[Data about app and page elements]
Content starts

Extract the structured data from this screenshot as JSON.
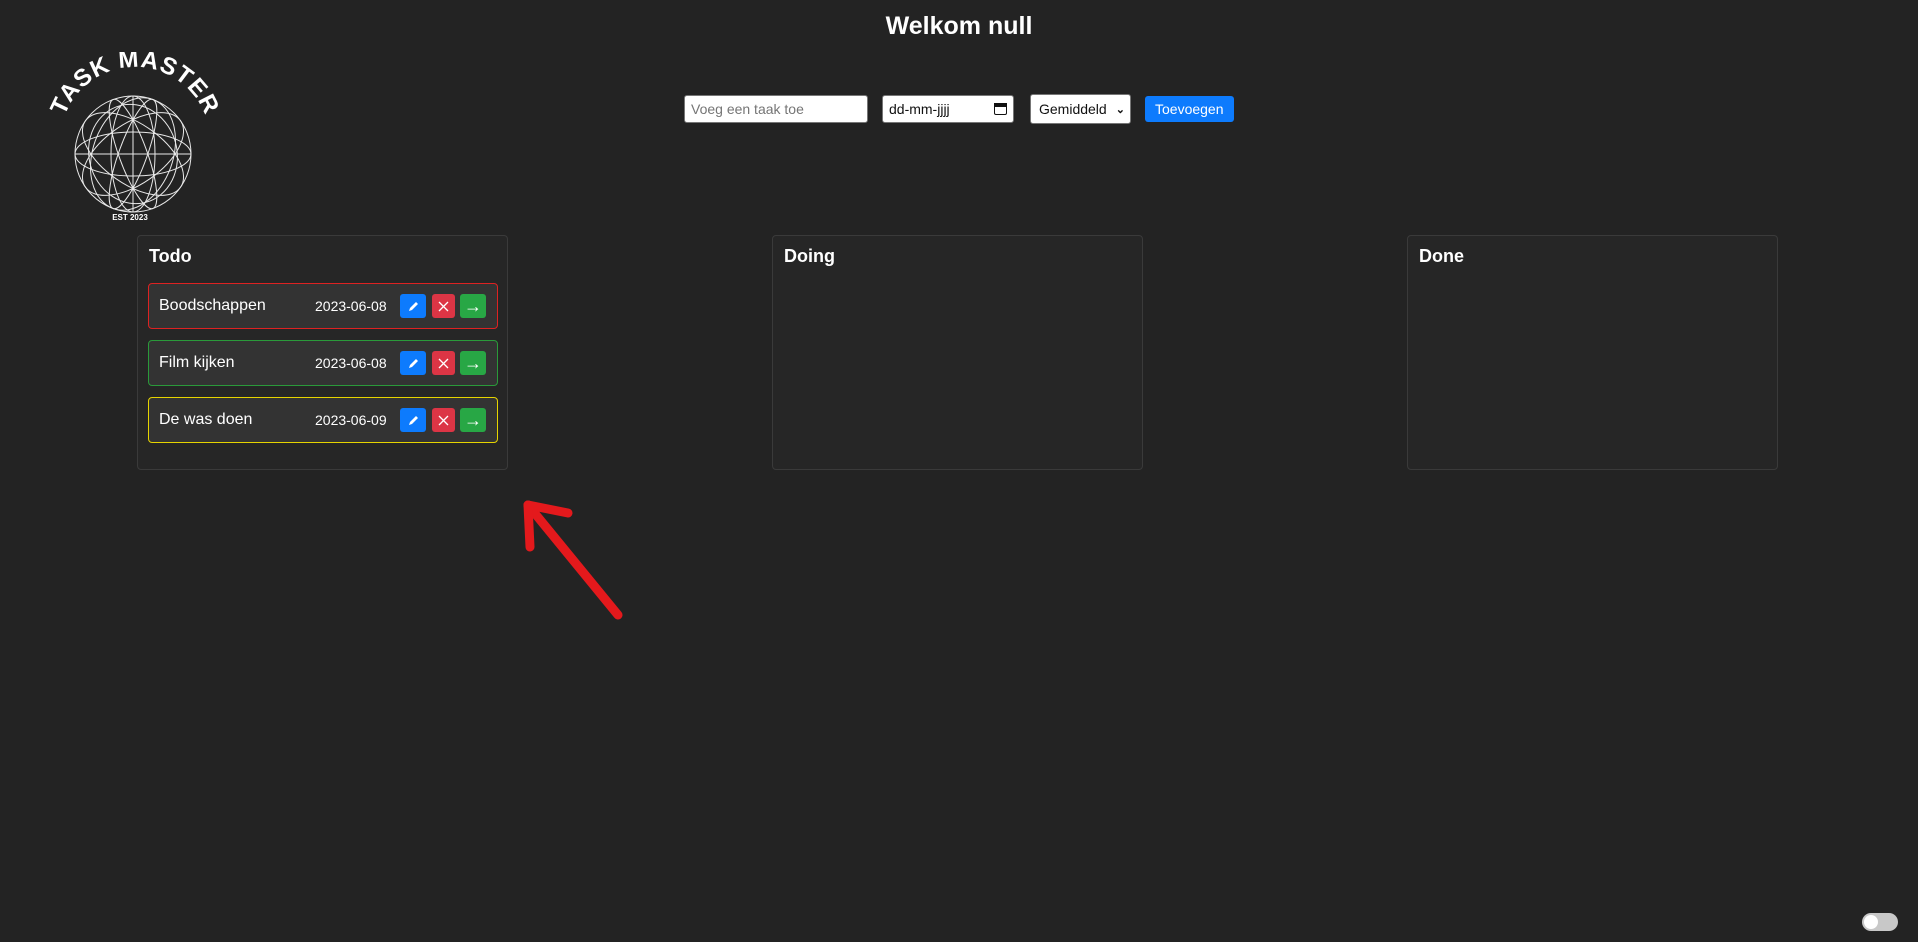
{
  "header": {
    "title": "Welkom null"
  },
  "logo": {
    "text": "TASK MASTER",
    "subtext": "EST 2023"
  },
  "form": {
    "task_placeholder": "Voeg een taak toe",
    "date_value": "dd-mm-jjjj",
    "priority_selected": "Gemiddeld",
    "add_label": "Toevoegen"
  },
  "columns": [
    {
      "title": "Todo",
      "tasks": [
        {
          "name": "Boodschappen",
          "date": "2023-06-08",
          "priority_color": "#dd2222"
        },
        {
          "name": "Film kijken",
          "date": "2023-06-08",
          "priority_color": "#2a9a3a"
        },
        {
          "name": "De was doen",
          "date": "2023-06-09",
          "priority_color": "#e6d400"
        }
      ]
    },
    {
      "title": "Doing",
      "tasks": []
    },
    {
      "title": "Done",
      "tasks": []
    }
  ],
  "task_actions": {
    "edit_icon": "pencil-icon",
    "delete_icon": "close-icon",
    "move_icon": "arrow-right-icon"
  },
  "annotation": {
    "color": "#e4191c"
  },
  "colors": {
    "background": "#232323",
    "primary": "#0d7bfd",
    "danger": "#dc3545",
    "success": "#28a745"
  }
}
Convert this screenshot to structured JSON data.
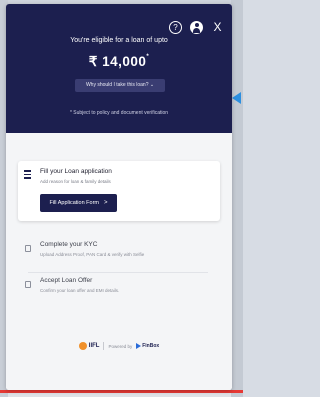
{
  "header": {
    "help_icon": "question-icon",
    "user_icon": "user-icon",
    "close_label": "X",
    "eligible_text": "You're eligible for a loan of upto",
    "amount": "₹ 14,000",
    "amount_suffix": "*",
    "why_label": "Why should I take this loan? ⌄",
    "subject_note": "* Subject to policy and document verification"
  },
  "steps": {
    "step1_title": "Fill your Loan application",
    "step1_sub": "Add reason for loan & family details",
    "step1_button": "Fill Application Form",
    "step1_chevron": ">",
    "step2_title": "Complete your KYC",
    "step2_sub": "Upload Address Proof, PAN Card & verify with Selfie",
    "step3_title": "Accept Loan Offer",
    "step3_sub": "Confirm your loan offer and EMI details."
  },
  "footer": {
    "brand": "IIFL",
    "powered": "Powered by",
    "partner": "FinBox"
  },
  "colors": {
    "header_bg": "#1c1f4f",
    "button_bg": "#1c1f4f",
    "accent_arrow": "#2d8fe0",
    "bottom_line": "#e53935"
  }
}
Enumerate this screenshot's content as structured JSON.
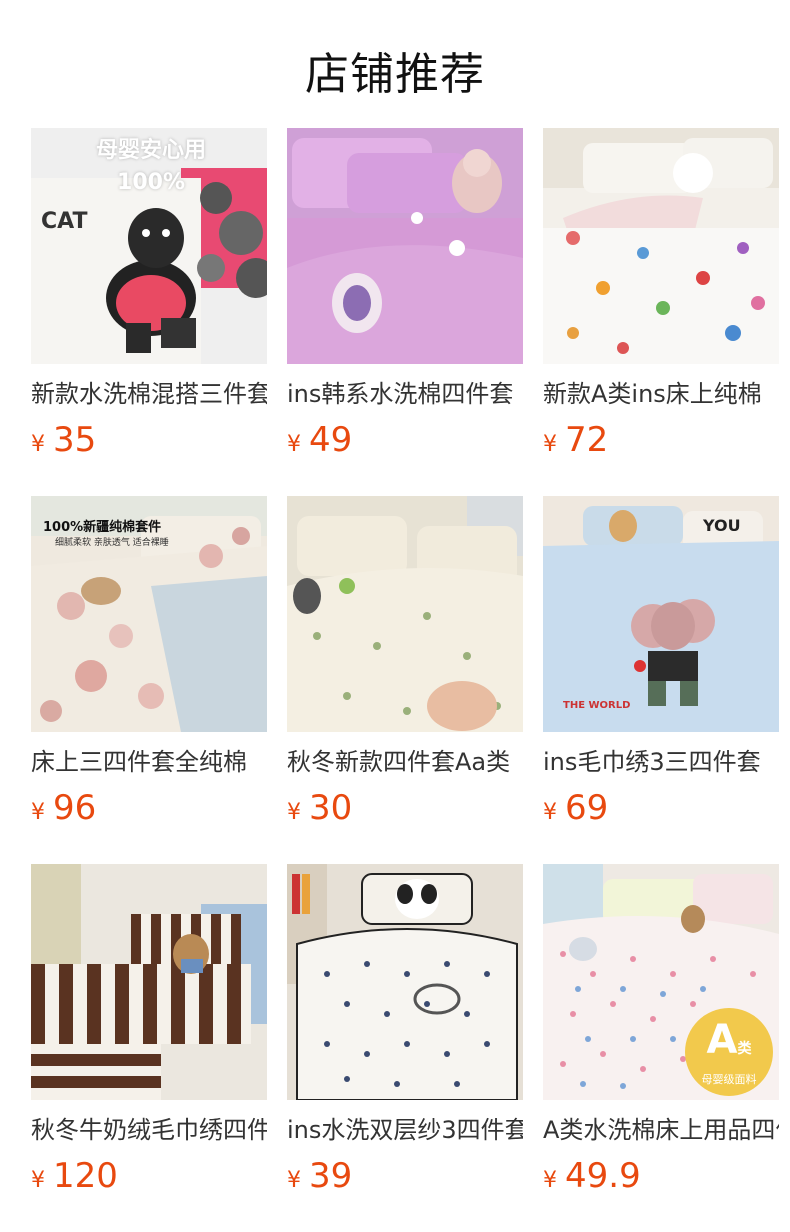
{
  "section_title": "店铺推荐",
  "currency": "¥",
  "products": [
    {
      "name": "新款水洗棉混搭三件套",
      "price": "35",
      "image_text": [
        "母婴安心用",
        "100%"
      ],
      "icon": "bedding-cat-photo"
    },
    {
      "name": "ins韩系水洗棉四件套",
      "price": "49",
      "image_text": [],
      "icon": "bedding-pink-photo"
    },
    {
      "name": "新款A类ins床上纯棉",
      "price": "72",
      "image_text": [],
      "icon": "bedding-white-flowers-photo"
    },
    {
      "name": "床上三四件套全纯棉",
      "price": "96",
      "image_text": [
        "100%新疆纯棉套件",
        "细腻柔软 亲肤透气 适合裸睡"
      ],
      "icon": "bedding-floral-photo"
    },
    {
      "name": "秋冬新款四件套Aa类",
      "price": "30",
      "image_text": [],
      "icon": "bedding-cream-floral-photo"
    },
    {
      "name": "ins毛巾绣3三四件套",
      "price": "69",
      "image_text": [],
      "icon": "bedding-blue-mouse-photo"
    },
    {
      "name": "秋冬牛奶绒毛巾绣四件",
      "price": "120",
      "image_text": [],
      "icon": "bedding-stripe-photo"
    },
    {
      "name": "ins水洗双层纱3四件套",
      "price": "39",
      "image_text": [],
      "icon": "bedding-bow-photo"
    },
    {
      "name": "A类水洗棉床上用品四件",
      "price": "49.9",
      "image_text": [
        "A",
        "类",
        "母婴级面料"
      ],
      "icon": "bedding-dots-photo"
    }
  ]
}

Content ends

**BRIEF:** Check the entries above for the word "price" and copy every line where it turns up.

**ANSWER SPACE:**
      "price": "35",
      "price": "49",
      "price": "72",
      "price": "96",
      "price": "30",
      "price": "69",
      "price": "120",
      "price": "39",
      "price": "49.9",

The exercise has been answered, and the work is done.